TUPELO, Mississippi (Reuters) - U.S. prosecutors dropped charges on Tuesday against a Mississippi man accused of sending ricin-laced letters to President Barack Obama, a U.S. senator and a state judge, according to court documents.
The surprise decision came hours after Paul Kevin Curtis was released from a Mississippi jail on bond.
Prosecutors said the “ongoing investigation has revealed new information,” but provided no additional details, according to the court order dismissing the charges.
Curtis told reporters he respected Obama. “I would never do anything to pose a threat to him or any other U.S. official,” he said. “I love this country.”
He said he had no idea what ricin was. “I thought they said ‘rice,’ I told them I don’t eat rice,” he said.
Curtis, who is 45 and known in Mississippi as an Elvis impersonator, had been released from jail on bond earlier on Tuesday after a judge indefinitely postponed a court hearing on his detention. The case was later dismissed “without prejudice,” meaning the charges could be potentially reinstated if warranted.

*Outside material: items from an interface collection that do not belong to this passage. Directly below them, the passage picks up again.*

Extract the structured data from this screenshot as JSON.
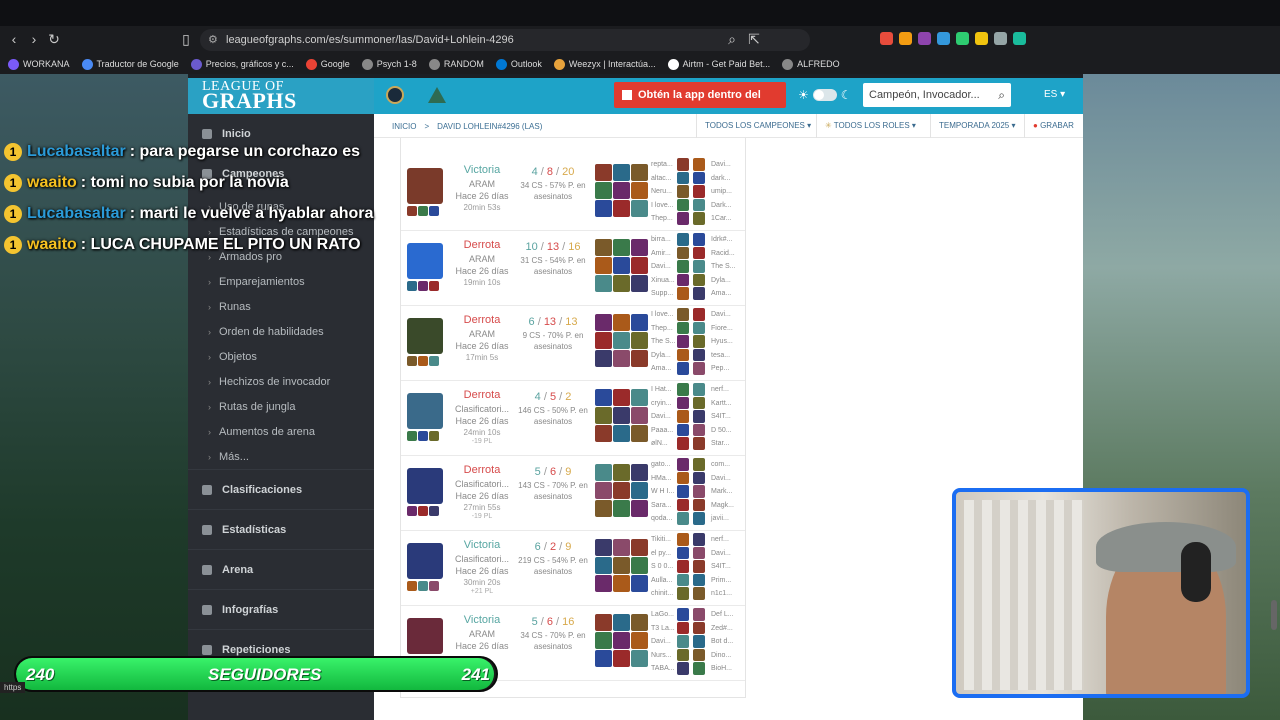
{
  "browser": {
    "url": "leagueofgraphs.com/es/summoner/las/David+Lohlein-4296",
    "status_url": "https"
  },
  "bookmarks": [
    {
      "label": "WORKANA",
      "color": "#7a5af8"
    },
    {
      "label": "Traductor de Google",
      "color": "#4a8af4"
    },
    {
      "label": "Precios, gráficos y c...",
      "color": "#6a5acd"
    },
    {
      "label": "Google",
      "color": "#ea4335"
    },
    {
      "label": "Psych 1-8",
      "color": "#888"
    },
    {
      "label": "RANDOM",
      "color": "#888"
    },
    {
      "label": "Outlook",
      "color": "#0078d4"
    },
    {
      "label": "Weezyx | Interactúa...",
      "color": "#e8a33c"
    },
    {
      "label": "Airtm - Get Paid Bet...",
      "color": "#fff"
    },
    {
      "label": "ALFREDO",
      "color": "#888"
    }
  ],
  "site": {
    "logo_top": "LEAGUE OF",
    "logo_bottom": "GRAPHS",
    "app_button": "Obtén la app dentro del juego",
    "search_placeholder": "Campeón, Invocador...",
    "lang": "ES"
  },
  "breadcrumb": {
    "home": "INICIO",
    "sep": ">",
    "summoner": "DAVID LOHLEIN#4296 (LAS)"
  },
  "filters": {
    "champions": "TODOS LOS CAMPEONES",
    "roles": "TODOS LOS ROLES",
    "season": "TEMPORADA 2025",
    "record": "GRABAR"
  },
  "sidebar": {
    "main": [
      {
        "label": "Inicio"
      },
      {
        "label": "Campeones"
      }
    ],
    "sub": [
      {
        "label": "Uso de runas"
      },
      {
        "label": "Estadísticas de campeones"
      },
      {
        "label": "Armados pro"
      },
      {
        "label": "Emparejamientos"
      },
      {
        "label": "Runas"
      },
      {
        "label": "Orden de habilidades"
      },
      {
        "label": "Objetos"
      },
      {
        "label": "Hechizos de invocador"
      },
      {
        "label": "Rutas de jungla"
      },
      {
        "label": "Aumentos de arena"
      },
      {
        "label": "Más..."
      }
    ],
    "bottom": [
      {
        "label": "Clasificaciones"
      },
      {
        "label": "Estadísticas"
      },
      {
        "label": "Arena"
      },
      {
        "label": "Infografías"
      },
      {
        "label": "Repeticiones"
      }
    ]
  },
  "games": [
    {
      "result": "Victoria",
      "win": true,
      "mode": "ARAM",
      "ago": "Hace 26 días",
      "duration": "20min 53s",
      "lp": "",
      "k": "4",
      "d": "8",
      "a": "20",
      "cs": "34 CS - 57% P. en asesinatos",
      "team_a": [
        "repta...",
        "altac...",
        "Neru...",
        "I love...",
        "Thep..."
      ],
      "team_b": [
        "Davi...",
        "dark...",
        "umip...",
        "Dark...",
        "1Car..."
      ],
      "champ_color": "#7a3a2a"
    },
    {
      "result": "Derrota",
      "win": false,
      "mode": "ARAM",
      "ago": "Hace 26 días",
      "duration": "19min 10s",
      "lp": "",
      "k": "10",
      "d": "13",
      "a": "16",
      "cs": "31 CS - 54% P. en asesinatos",
      "team_a": [
        "birra...",
        "Amir...",
        "Davi...",
        "Xinua...",
        "Supp..."
      ],
      "team_b": [
        "Idrk#...",
        "Racid...",
        "The S...",
        "Dyla...",
        "Ama..."
      ],
      "champ_color": "#2a6ad0"
    },
    {
      "result": "Derrota",
      "win": false,
      "mode": "ARAM",
      "ago": "Hace 26 días",
      "duration": "17min 5s",
      "lp": "",
      "k": "6",
      "d": "13",
      "a": "13",
      "cs": "9 CS - 70% P. en asesinatos",
      "team_a": [
        "I love...",
        "Thep...",
        "The S...",
        "Dyla...",
        "Ama..."
      ],
      "team_b": [
        "Davi...",
        "Fiore...",
        "Hyus...",
        "tesa...",
        "Pep..."
      ],
      "champ_color": "#3a4a2a"
    },
    {
      "result": "Derrota",
      "win": false,
      "mode": "Clasificatori...",
      "ago": "Hace 26 días",
      "duration": "24min 10s",
      "lp": "-19 PL",
      "k": "4",
      "d": "5",
      "a": "2",
      "cs": "146 CS - 50% P. en asesinatos",
      "team_a": [
        "I Hat...",
        "cryin...",
        "Davi...",
        "Paaa...",
        "ølN..."
      ],
      "team_b": [
        "nerf...",
        "Kartt...",
        "S4IT...",
        "D 50...",
        "Star..."
      ],
      "champ_color": "#3a6a8a"
    },
    {
      "result": "Derrota",
      "win": false,
      "mode": "Clasificatori...",
      "ago": "Hace 26 días",
      "duration": "27min 55s",
      "lp": "-19 PL",
      "k": "5",
      "d": "6",
      "a": "9",
      "cs": "143 CS - 70% P. en asesinatos",
      "team_a": [
        "gato...",
        "HMa...",
        "W H I...",
        "Sara...",
        "qoda..."
      ],
      "team_b": [
        "com...",
        "Davi...",
        "Mark...",
        "Magk...",
        "javii..."
      ],
      "champ_color": "#2a3a7a"
    },
    {
      "result": "Victoria",
      "win": true,
      "mode": "Clasificatori...",
      "ago": "Hace 26 días",
      "duration": "30min 20s",
      "lp": "+21 PL",
      "k": "6",
      "d": "2",
      "a": "9",
      "cs": "219 CS - 54% P. en asesinatos",
      "team_a": [
        "Tikiti...",
        "el py...",
        "S 0 0...",
        "Aulla...",
        "chinit..."
      ],
      "team_b": [
        "nerf...",
        "Davi...",
        "S4IT...",
        "Prim...",
        "n1c1..."
      ],
      "champ_color": "#2a3a7a"
    },
    {
      "result": "Victoria",
      "win": true,
      "mode": "ARAM",
      "ago": "Hace 26 días",
      "duration": "",
      "lp": "",
      "k": "5",
      "d": "6",
      "a": "16",
      "cs": "34 CS - 70% P. en asesinatos",
      "team_a": [
        "LaGo...",
        "T3 La...",
        "Davi...",
        "Nurs...",
        "TABA..."
      ],
      "team_b": [
        "Def L...",
        "Zed#...",
        "Bot d...",
        "Dino...",
        "BioH..."
      ],
      "champ_color": "#6a2a3a"
    }
  ],
  "chat": [
    {
      "user": "Lucabasaltar",
      "text": ": para pegarse un corchazo es",
      "user_color": "#2b9bd8"
    },
    {
      "user": "waaito",
      "text": ": tomi no subia por la novia",
      "user_color": "#f5c020"
    },
    {
      "user": "Lucabasaltar",
      "text": ": marti le vuelve a hyablar ahora",
      "user_color": "#2b9bd8"
    },
    {
      "user": "waaito",
      "text": ": LUCA CHUPAME EL PITO UN RATO",
      "user_color": "#f5c020"
    }
  ],
  "followers": {
    "current": "240",
    "label": "SEGUIDORES",
    "goal": "241",
    "progress": 0.995
  }
}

Later on Tuesday federal law enforcement officials searched the house of a second Mississippi man, Everett Dutschke, Lee County Sheriff Jim Johnson told Reuters.
It was not clear if the search was related to the ricin case.
A representative for the U.S. Attorney’s Office in Oxford, Mississippi, did not return calls for comment.
Dutschke is “cooperating fully” with the FBI, his attorney Lori Nail Basham told the Northeastern Mississippi Daily Journal. Dutschke has not been charged in the ricin case, she said.
Basham said Dutschke and Curtis were acquaintances and believed the two men had known each other for several years.
Deborah Madden, an FBI spokeswoman in Jackson, Mississippi, declined to comment. Phone calls to a number listed for Dutschke and his attorney went unanswered.
In 2007, Dutschke ran unsuccessfully as a Republican candidate against Stephen Holland, an incumbent Democratic state representative from the Tupelo area. Holland’s mother, Sadie, is the judge to whom one of the ricin-tainted letters was mailed this month.
During the state campaign Dutschke produced a video titled “The Aliens are Coming,” attacking his opponent for being soft on immigration, which stated that Holland was a “friend” of the September 11 hijackers.
Christi McCoy, Curtis’s attorney, told CNN she believed her client had been framed.
“I do believe that someone who was familiar and is familiar with Kevin just simply took his personal information and did this to him,” McCoy told CNN. “It is absolutely horrific that someone would do this.”
Curtis was arrested on April 17 at his home in Corinth, Mississippi. He was charged with mailing letters to Obama, Republican U.S. Senator Roger Wicker of Mississippi and Sadie Holland containing a substance that preliminarily tested positive for ricin, a highly lethal poison made from castor beans.
The letters were intercepted by authorities before they reached their destinations. The poison scare put Washington on edge during the same week the Boston Marathon bombing occurred.
Over the weekend, investigators searched Curtis’s home, his vehicle and his ex-wife’s home, but failed to find any incriminating evidence, McCoy told the Northeast Mississippi Daily Journal.
In a statement last week, Curtis’s family said they had not been shown any evidence of the charges against him. They said he suffers from a long history of mental illness.
Typewritten on yellow paper, the three letters contained the same eight-line message, according to an affidavit from the FBI and the Secret Service filed in court.
“Maybe I have your attention now / Even if that means someone must die,” the letters read in part, according to the affidavit. The letters ended: “I am KC and I approve this message.”
The initials “KC” led law enforcement officials to ask Wicker’s staff if they were aware of any constituents with those initials, and the focus of the investigation then turned to Curtis, the affidavit said.
Also on Tuesday, a Pentagon spy agency said tests found no suspicious letters after an alert during a screening of incoming mail at a military base in Washington, D.C.
Earlier on Tuesday, the Defense Intelligence Agency had said security personnel detected a potentially harmful substance during routine screening of incoming mail at Joint Base Anacostia-Bolling in Washington, and initial tests indicated the presence of “possible biological toxins.”
Additional reporting by David Adams, Tom Brown, Phil Stewart, David Lawder, Emily LeCoz; Writing by Kevin Gray; Editing by Jane Sutton, Gerald E. McCormick, Andre Grenon, Dan Grebler and Mohammad Zargham